If you say this to someone easily offended, it might cause them to withdraw from open communication, which can be even more detrimental for them.
21) “You should be over it by now…”
It should go without saying, but here’s why you shouldn’t say this especially to someone that quickly takes offense:
This phrase places a timeline on their emotional healing, which is different for everyone.
So please respect the person’s healing process and refrain from offensive comments like this.
22) “Money can’t buy happiness…”
This might sound like a random inspirational quote to you.
But you probably want to refrain from using it around someone that’s easily offended, especially when they’re going through financial struggles.
Let me explain:
When you say this, you’re minimizing their financial stress and the real impact it is having on their lives.
23) “Playing the victim card…”
The use of the term ‘victim card’ suggests that the person is manipulatively using their problems to gain sympathy or advantage.
Why is it insensitive to use this phrase, especially when speaking to people who are easily offended?
It can hurt their feelings by making their problems seem unreal or unimportant, and it might also stop them from talking about things that are truly bothering them.

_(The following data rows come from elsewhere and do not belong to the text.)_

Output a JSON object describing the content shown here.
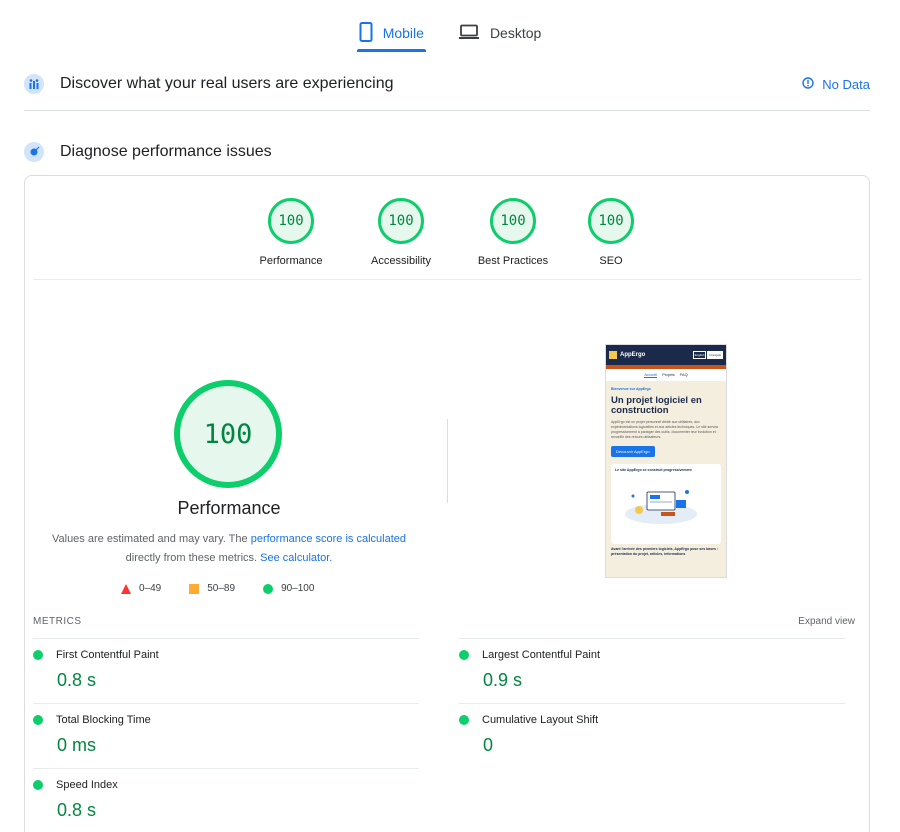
{
  "tabs": [
    {
      "label": "Mobile",
      "icon": "mobile-phone-icon",
      "active": true
    },
    {
      "label": "Desktop",
      "icon": "laptop-icon",
      "active": false
    }
  ],
  "field_section": {
    "title": "Discover what your real users are experiencing",
    "icon": "field-data-icon",
    "status": "No Data",
    "status_icon": "info-icon"
  },
  "lab_section": {
    "title": "Diagnose performance issues",
    "icon": "lab-data-icon"
  },
  "gauges": [
    {
      "score": "100",
      "label": "Performance"
    },
    {
      "score": "100",
      "label": "Accessibility"
    },
    {
      "score": "100",
      "label": "Best Practices"
    },
    {
      "score": "100",
      "label": "SEO"
    }
  ],
  "performance": {
    "score": "100",
    "title": "Performance",
    "note_prefix": "Values are estimated and may vary. The ",
    "note_link": "performance score is calculated",
    "note_middle": " directly from these metrics. ",
    "calc_link": "See calculator.",
    "legend": [
      {
        "shape": "triangle",
        "color": "#ff3333",
        "range": "0–49"
      },
      {
        "shape": "square",
        "color": "#ffaa33",
        "range": "50–89"
      },
      {
        "shape": "circle",
        "color": "#0cce6b",
        "range": "90–100"
      }
    ]
  },
  "screenshot": {
    "brand": "AppErgo",
    "lang_en": "English",
    "lang_fr": "Français",
    "nav": [
      "Accueil",
      "Projets",
      "FAQ"
    ],
    "kicker": "Bienvenue sur AppErgo",
    "headline": "Un projet logiciel en construction",
    "paragraph": "AppErgo est un projet personnel dédié aux utilitaires, aux expérimentations logicielles et aux articles techniques. Le site servira progressivement à partager des outils, documenter leur évolution et recueillir des retours utilisateurs.",
    "button": "Découvrir AppErgo",
    "card_title": "Le site AppErgo se construit progressivement",
    "footer": "Avant l'arrivée des premiers logiciels, AppErgo pose ses bases : présentation du projet, articles, informations"
  },
  "metrics": {
    "header": "METRICS",
    "expand": "Expand view",
    "items": [
      {
        "name": "First Contentful Paint",
        "value": "0.8 s"
      },
      {
        "name": "Largest Contentful Paint",
        "value": "0.9 s"
      },
      {
        "name": "Total Blocking Time",
        "value": "0 ms"
      },
      {
        "name": "Cumulative Layout Shift",
        "value": "0"
      },
      {
        "name": "Speed Index",
        "value": "0.8 s"
      }
    ]
  },
  "colors": {
    "accent": "#1a73e8",
    "pass": "#0cce6b",
    "pass_text": "#018642"
  }
}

24) “You’re so OCD…”
Let’s be honest:
This is a common phrase thrown around, especially when someone is meticulous in their ways. But you may want to rethink saying that to anyone – easily offended or not.
What’s often ignored is this:
OCD is a serious medical condition. And using the term casually can trivialize it and stigmatize those who genuinely suffer from it.
25) “That’s lame…”
Here’s another common one used in casual conversations.
But what if I told you that the term ‘lame’ historically referred to physical disabilities?
So essentially, every time you use the word ‘lame,’ you’re downplaying the difficulties faced by people with disabilities.
Plus, you’re also sort of reinforcing discriminatory mindsets.
Hopefully, that’s enough to convince you to never use the phrase again.
Words have power
There you go, 25 phrases to avoid saying around people who easily get offended.
So, what’s the takeaway?
Think before you speak.
Words can sting, and for those who are easily offended, they can stick around long after you’ve forgotten them.